As part of my ongoing series on Marketing Decision Management products I got an update from NICE about their real-time solutions. NICE was founded in 1986 and has 25,000 customers across 150 countries with nearly $1B in revenue. NICE’s focus is on helping their clients get closer to their customers. This involves knowing the customer (text and voice analytics for instance), engaging employees (workforce analytics for instance), acting in real-time (call center or web interfaces) and closing the loop for continuous improvement. NICE solutions are focused around a customer interaction hub that delivers real-time and cross-channel interactions. The solutions focus on fraud, workforce optimization, call volume reduction, sales optimization, customer retention, VoC, compliance and handle time optimization. Customer touch points supported include contact centers, back office, web, mobile, IVR and in-person channels like branches. NICE has recently acquired Causata (reviewed here) to improve their ability to deliver a seamless customer experience across the web and contact center.
The real-time decision management component under the covers offers real-time guidance in business solution-specific designers. Integrated with relevant parts of the NICE portfolio, the engine covers compliance, service optimization, service to sales (cross sell, up-sell, retention etc), plus desktop tagging and triggering of calls for compliance and quality. Each agent desktop has the real-time decisioning engine that is integrated with web, Windows or terminal applications. This is then integrated with the various NICE applications for workforce management, quality scores etc for additional decisioning inputs and personalization of the guidance provided to agents in real-time.
This portfolio of products is designed, at one level, to optimize sales. One element is the Service-to-Sales module designed to help, for instance, any agent or CSR to interact more intelligently with a customer in real-time during service interactions. This is classic next best action infrastructure designed to execute in real-time. The application can do a range of things during the interaction with the customer. It can determine if a service interaction meets certain business criteria and qualifies for up selling or cross selling. It can flag risks (such as a churn risk) on a CSR screen. It can also start short dialogs.
These dialogs walk a CSR through a series of questions and can be abandoned at any point (if the representative feels like they have asked too many questions for instance). The Service-to-Sales solution then calculates the next best action based on various data inputs such as the interaction context (what is being said, if there is a mention of a life changing event for example), who the customer is, the agent profile and so on. The solution uses various techniques including real-time scoring, predictive scores in the database, external scoring services, business rules, customer segmentation, offer value and more, to prioritize, arbitrate and rank order these offers or actions Each offer has its key selling points, rebuttals and scripts to support the CSR in order to successfully upsell, cross sell or retain the customer.
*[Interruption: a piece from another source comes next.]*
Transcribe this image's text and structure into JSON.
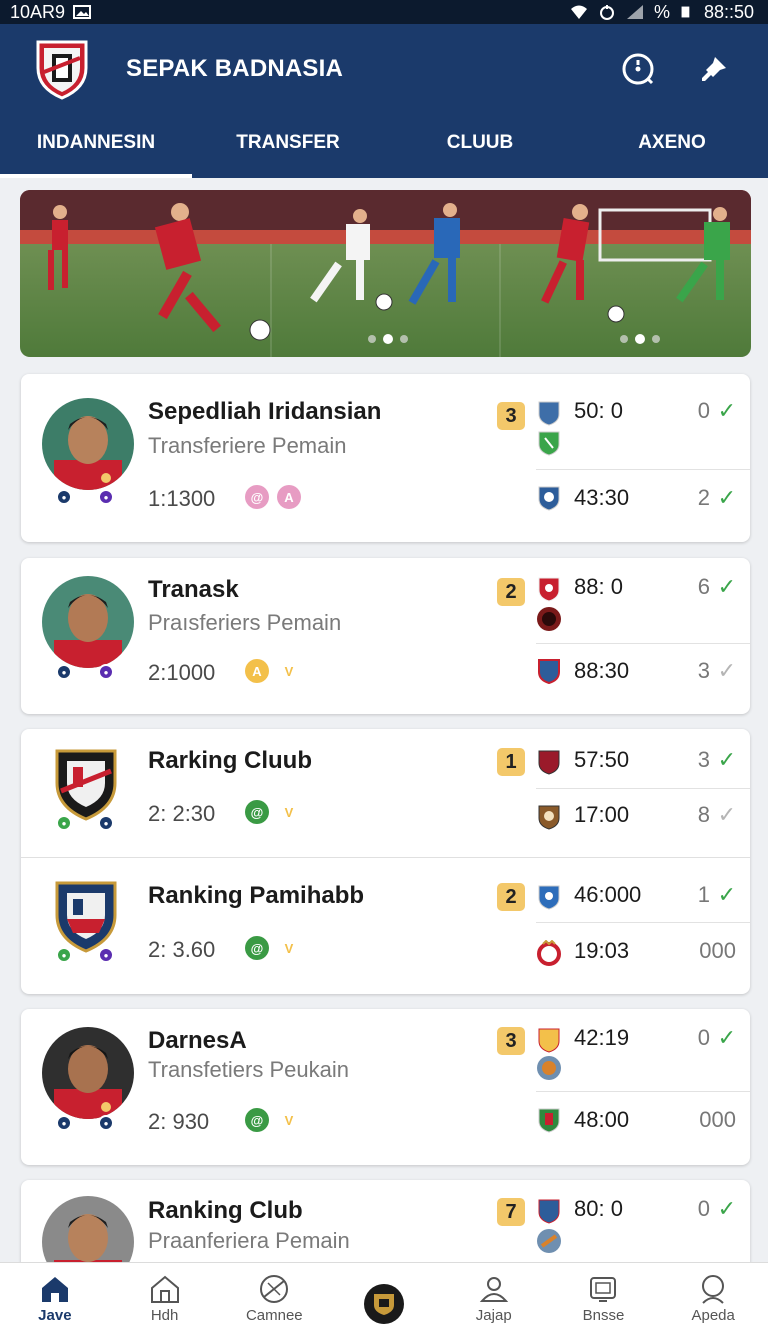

A particularly useful feature of these dialogs is that the system pre-prepares a summary of what was done in the call (and why) for inclusion in the call center system.
To set these up the business owners use a designer. The designer allows a series of flows to be configured or created. These involve steps like qualification, eligibility, guided dialogs, next best offer generation, guided selling and fulfillment. Standard flows are provided and can be edited or new flows entirely can be created. Predictive Analytics developed in standard tools can be embedded in the recommendation approach by configuring business rules, accessing a database (to get scores for instance), calling a scoring service or importing PMML-based models to score in real-time.
These flows use offers, created and managed in a pool. Offers are assigned to the flows for which they are suitable, channels for which they work and a customer category. Offers can have validity periods as well as targeting information such as frequency, time since last offer and priority/ranking. Each segment is assigned a score for the offer allowing it to be targeted on specific segments. Selling points, rebuttals and more can be defined, allowing a complete set of information to be defined in an offer-centric way. The offers can be more or less anything, they are not limited to what you would traditionally regard as a marketing offer.
Within the flows are decisioning steps. These select the relevant offers and are controlled using a dashboard. This allows business users to manage the offer presentation approach. They can use a slider to control the number of offers and a dial to balance propensity (customer characteristics that make them likely to accept an offer) and arbitration (company business rules, policies). 7 categories can be given a weighting for the algorithm too – the weight given to business rules, predictive models, segment category, segment offer, agent skills or certification, value and priority can all be varied. This is designed to give business users real control over the offers presented.